It’s time to talk about daily habits. I know, you may be purposely reading blog posts about de cluttering because you don’t want to think about daily habits.
I mean… is there really any point in trying to maintain a home that’s cluttered?
Yes, there is, in fact. I tell people that while de cluttering and daily habits are equally important, daily habits are the most important. That doesn’t make mathematical sense, but I don’t really care.
You have to start somewhere, and daily habits are the best place to start. While daily habits are more difficult in a cluttered home, de cluttering wont make a lasting impact without daily habits to maintain any progress you make.
And here’s another (huge) benefit starting with daily habits: It is through establishing daily habits that you will begin to understand how much stuff you actually need.
When your not keeping things under control, you can’t have any idea of how many of an item you actually need.
I call it the vicious cycle of excess.
I have a favorite wooden spoon, it has burn marks and everything. But I love it. For years, I din’t know I loved it. I had too much stuff.
A little over three years ago, I began purging the excess from our home while also developing habits to help me keep the house in order.

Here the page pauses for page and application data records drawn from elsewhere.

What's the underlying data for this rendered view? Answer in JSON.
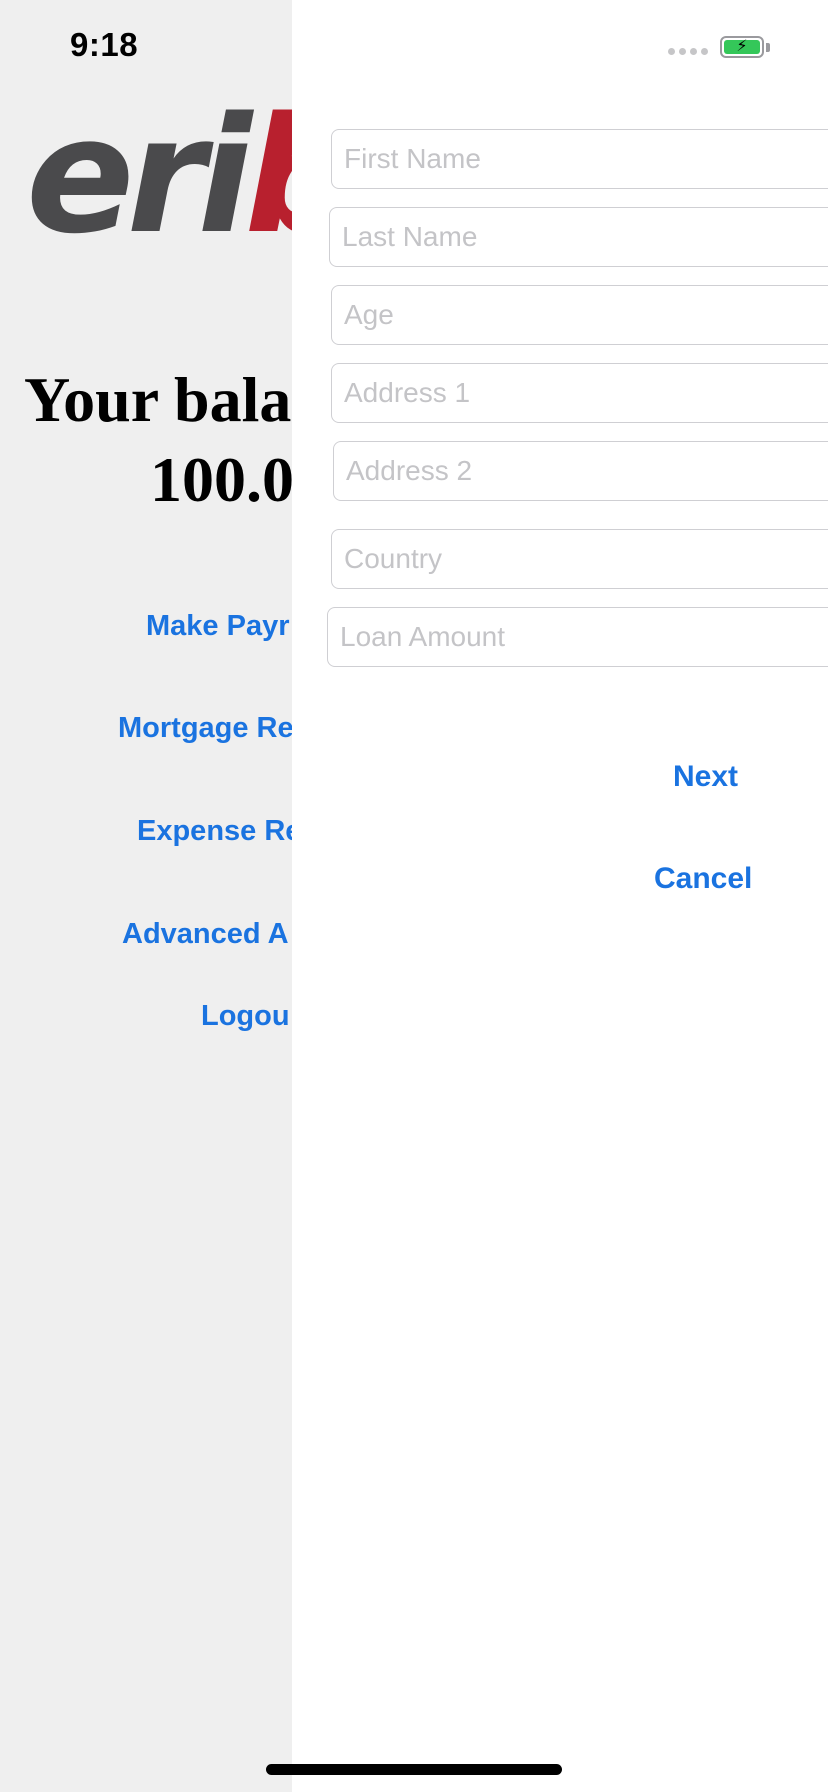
{
  "status_bar": {
    "time": "9:18",
    "battery_icon": "battery-charging-icon",
    "signal_icon": "signal-dots-icon",
    "battery_color": "#34c759"
  },
  "background_screen": {
    "logo_gray": "eri",
    "logo_red": "bc",
    "logo_colors": {
      "gray": "#4a4a4c",
      "red": "#b8202e"
    },
    "balance_label": "Your bala",
    "balance_amount": "100.0",
    "links": [
      {
        "label": "Make Payr"
      },
      {
        "label": "Mortgage Re"
      },
      {
        "label": "Expense Re"
      },
      {
        "label": "Advanced A"
      },
      {
        "label": "Logou"
      }
    ],
    "link_color": "#1a73e0"
  },
  "form": {
    "fields": [
      {
        "placeholder": "First Name",
        "value": ""
      },
      {
        "placeholder": "Last Name",
        "value": ""
      },
      {
        "placeholder": "Age",
        "value": ""
      },
      {
        "placeholder": "Address 1",
        "value": ""
      },
      {
        "placeholder": "Address 2",
        "value": ""
      },
      {
        "placeholder": "Country",
        "value": ""
      },
      {
        "placeholder": "Loan Amount",
        "value": ""
      }
    ],
    "next_label": "Next",
    "cancel_label": "Cancel"
  }
}
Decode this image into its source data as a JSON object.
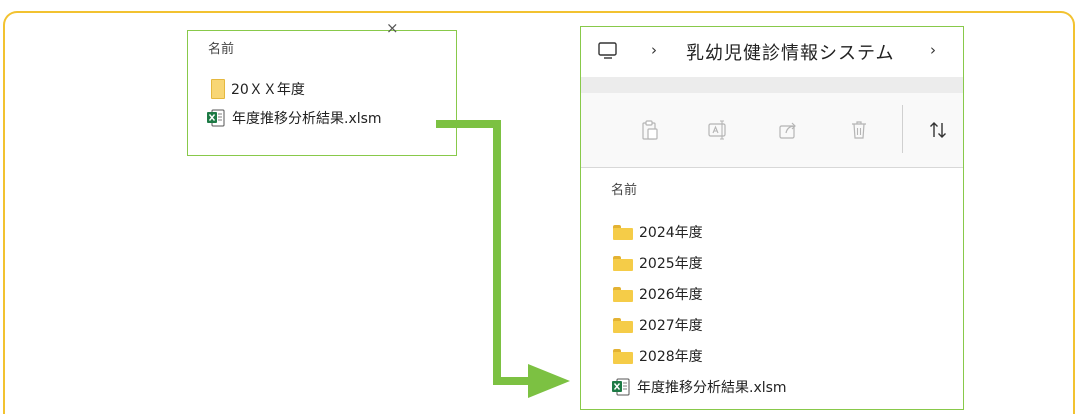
{
  "left_panel": {
    "header": "名前",
    "close_mark": "×",
    "items": [
      {
        "name": "20ＸＸ年度",
        "icon": "folder-icon"
      },
      {
        "name": "年度推移分析結果.xlsm",
        "icon": "excel-macro-icon"
      }
    ]
  },
  "right_panel": {
    "address_bar": {
      "root_icon": "computer-icon",
      "separator": "›",
      "path": "乳幼児健診情報システム",
      "trailing_separator": "›"
    },
    "toolbar": {
      "buttons": [
        "paste-icon",
        "rename-icon",
        "share-icon",
        "delete-icon",
        "sort-icon"
      ]
    },
    "header": "名前",
    "items": [
      {
        "name": "2024年度",
        "icon": "folder-icon"
      },
      {
        "name": "2025年度",
        "icon": "folder-icon"
      },
      {
        "name": "2026年度",
        "icon": "folder-icon"
      },
      {
        "name": "2027年度",
        "icon": "folder-icon"
      },
      {
        "name": "2028年度",
        "icon": "folder-icon"
      },
      {
        "name": "年度推移分析結果.xlsm",
        "icon": "excel-macro-icon"
      }
    ]
  },
  "colors": {
    "frame_border": "#f2c230",
    "panel_border": "#88c94a",
    "arrow": "#7cc142",
    "folder": "#f5cc48",
    "excel_green": "#1d7a45"
  }
}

Habits like… washing the dishes every day.
I was cooking supper one night, and reached for that wooden spoon, I thought, I love this spoon!
Then it hit me… I have been using this same spoon to cook with everyday, for months! That was big!
I used to let dishes pile up in the sink. I could, because I had so many dishes that I was able to go several days with out washing them.
Even still, I always thought I needed more. You can’t have too many dishes right?
Excess kills appreciation.
This is obvious when you see it in others. A teenager who has been given everything has no appreciation for a new sports car, and promptly wrecks it. A couple buys toy after toy (jet ski, motor homes, swimming pools), but doesn’t have time to use them all.
I’ve finally excepted that it’s the same with wooden spoons… and with cups, plates, clothes, toys etc.
How the vicious cycle works.
If I found wooden spoons at a garage sale for only 5cents… I grabbed five. For a quarter.
When I owned five wooden spoons, I didn’t have to wash one until I used all 5. But if I waited 5 days, my sink was over flowing with dirty dishes. At that point, the thought of washing them all overwhelmed me.
Suddenly, 5 no longer seemed like enough. So the next time I saw wooden spoons at a garage sale, I bought 5 more. Then I could go 10 days with out doing the dishes. But by the time I dirtied all 10, dishes were covering my counters and my family was left searching for paper plates.
At that point, I was paralyzed by the hugeness of the mess, and I began to despise all of the stuff… and myself.
I used to think that those who prized a certain wooden spoon were more obsessed with stuff than I was.
Turns out, an appreciated item isn’t stuff. It becomes stuff when it gets lost in a mass of similar (all unappreciated) items.
Daily maintenance was necessary to bring me a true understanding of our families needs.